▶ Extracted material
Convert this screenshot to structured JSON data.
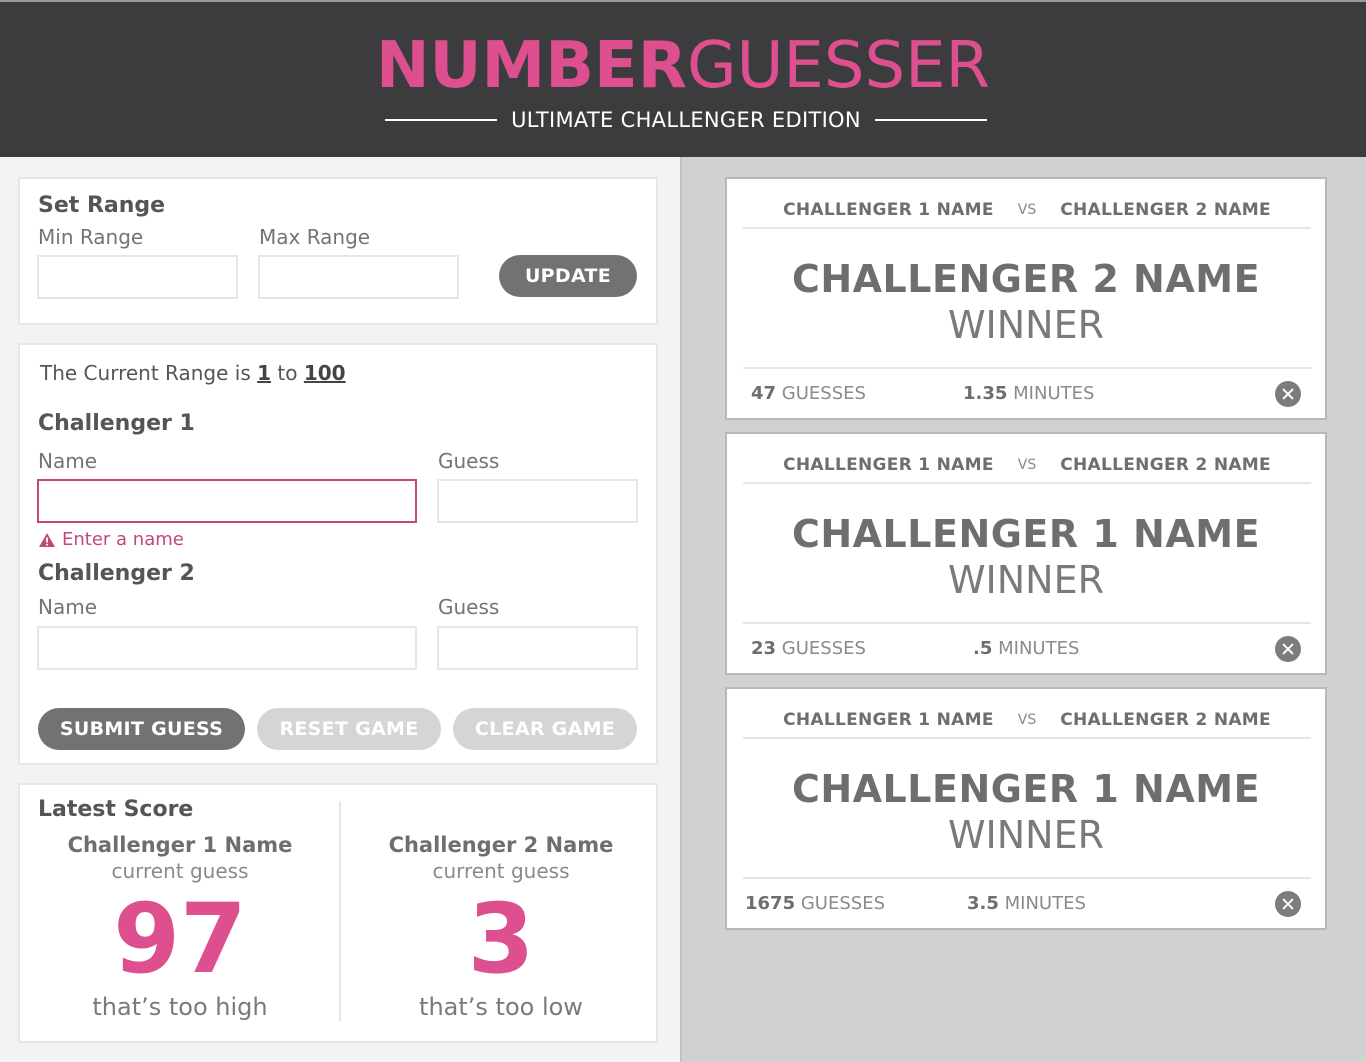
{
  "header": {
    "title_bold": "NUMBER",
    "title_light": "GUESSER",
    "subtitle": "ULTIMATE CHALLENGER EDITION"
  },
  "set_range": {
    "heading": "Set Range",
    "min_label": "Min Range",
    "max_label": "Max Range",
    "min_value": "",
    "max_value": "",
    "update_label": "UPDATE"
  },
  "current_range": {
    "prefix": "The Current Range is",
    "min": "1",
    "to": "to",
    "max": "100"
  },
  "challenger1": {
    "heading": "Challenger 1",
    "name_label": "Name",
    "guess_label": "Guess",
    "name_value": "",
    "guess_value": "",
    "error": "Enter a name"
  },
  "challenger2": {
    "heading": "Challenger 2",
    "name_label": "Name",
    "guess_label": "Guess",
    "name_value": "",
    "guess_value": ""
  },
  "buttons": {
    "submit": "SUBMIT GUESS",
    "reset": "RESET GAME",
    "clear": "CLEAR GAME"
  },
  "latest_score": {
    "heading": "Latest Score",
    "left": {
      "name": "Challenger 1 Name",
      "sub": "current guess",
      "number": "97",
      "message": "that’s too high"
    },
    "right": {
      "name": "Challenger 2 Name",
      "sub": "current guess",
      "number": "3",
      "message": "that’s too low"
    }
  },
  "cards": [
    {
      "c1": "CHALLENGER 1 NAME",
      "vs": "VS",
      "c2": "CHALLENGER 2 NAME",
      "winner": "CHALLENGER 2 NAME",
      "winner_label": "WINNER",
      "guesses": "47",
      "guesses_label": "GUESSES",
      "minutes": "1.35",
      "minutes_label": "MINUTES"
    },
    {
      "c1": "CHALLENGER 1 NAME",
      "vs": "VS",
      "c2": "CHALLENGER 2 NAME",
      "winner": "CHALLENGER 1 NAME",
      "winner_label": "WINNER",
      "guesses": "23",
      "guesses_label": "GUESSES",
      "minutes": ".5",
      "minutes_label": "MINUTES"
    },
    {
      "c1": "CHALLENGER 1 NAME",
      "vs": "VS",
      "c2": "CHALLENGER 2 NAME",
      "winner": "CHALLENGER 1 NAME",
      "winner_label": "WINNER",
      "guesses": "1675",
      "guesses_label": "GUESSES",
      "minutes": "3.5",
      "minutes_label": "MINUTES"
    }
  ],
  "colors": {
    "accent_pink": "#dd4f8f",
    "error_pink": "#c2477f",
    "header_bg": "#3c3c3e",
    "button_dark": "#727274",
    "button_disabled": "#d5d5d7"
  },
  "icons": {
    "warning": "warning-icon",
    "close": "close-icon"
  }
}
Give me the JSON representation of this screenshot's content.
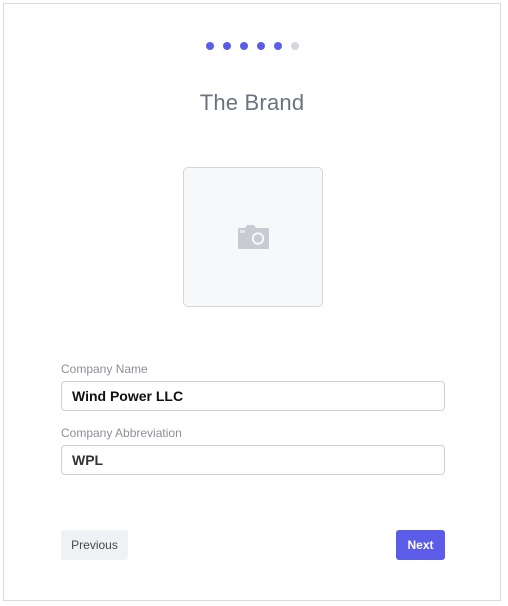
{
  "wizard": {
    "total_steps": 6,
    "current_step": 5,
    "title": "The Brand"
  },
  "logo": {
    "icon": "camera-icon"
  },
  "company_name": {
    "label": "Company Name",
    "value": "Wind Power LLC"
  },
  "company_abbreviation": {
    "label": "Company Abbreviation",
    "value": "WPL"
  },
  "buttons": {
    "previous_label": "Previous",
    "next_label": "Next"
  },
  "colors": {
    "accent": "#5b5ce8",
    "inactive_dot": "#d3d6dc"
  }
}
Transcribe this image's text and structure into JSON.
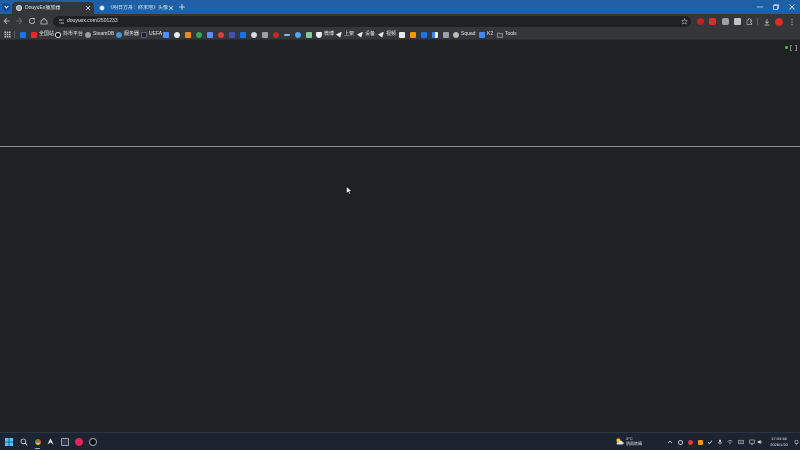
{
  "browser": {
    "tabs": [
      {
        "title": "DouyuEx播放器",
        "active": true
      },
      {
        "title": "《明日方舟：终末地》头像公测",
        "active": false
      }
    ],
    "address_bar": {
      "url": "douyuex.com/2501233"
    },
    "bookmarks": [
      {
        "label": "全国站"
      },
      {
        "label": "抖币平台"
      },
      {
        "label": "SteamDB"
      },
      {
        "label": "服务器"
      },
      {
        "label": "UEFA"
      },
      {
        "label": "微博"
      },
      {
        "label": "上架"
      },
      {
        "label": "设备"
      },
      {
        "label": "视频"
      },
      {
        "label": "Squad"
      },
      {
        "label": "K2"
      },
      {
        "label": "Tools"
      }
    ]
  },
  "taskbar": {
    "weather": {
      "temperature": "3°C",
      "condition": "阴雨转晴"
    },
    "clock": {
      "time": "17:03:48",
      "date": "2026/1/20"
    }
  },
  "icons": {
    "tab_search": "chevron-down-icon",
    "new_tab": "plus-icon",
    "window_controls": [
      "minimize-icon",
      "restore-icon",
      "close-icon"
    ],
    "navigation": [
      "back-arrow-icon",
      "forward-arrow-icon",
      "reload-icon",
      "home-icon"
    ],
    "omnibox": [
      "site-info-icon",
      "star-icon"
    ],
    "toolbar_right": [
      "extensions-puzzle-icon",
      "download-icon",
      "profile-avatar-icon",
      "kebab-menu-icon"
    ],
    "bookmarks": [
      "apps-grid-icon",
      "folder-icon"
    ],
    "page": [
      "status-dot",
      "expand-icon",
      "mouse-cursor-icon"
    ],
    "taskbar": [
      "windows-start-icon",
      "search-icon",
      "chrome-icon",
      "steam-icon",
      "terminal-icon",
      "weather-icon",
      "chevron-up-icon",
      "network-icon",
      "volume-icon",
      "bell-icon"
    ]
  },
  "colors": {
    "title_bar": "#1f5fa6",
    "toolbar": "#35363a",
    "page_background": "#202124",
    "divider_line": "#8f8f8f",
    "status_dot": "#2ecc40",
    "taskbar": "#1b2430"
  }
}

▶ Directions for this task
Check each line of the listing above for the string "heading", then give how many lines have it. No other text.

▶ Response
4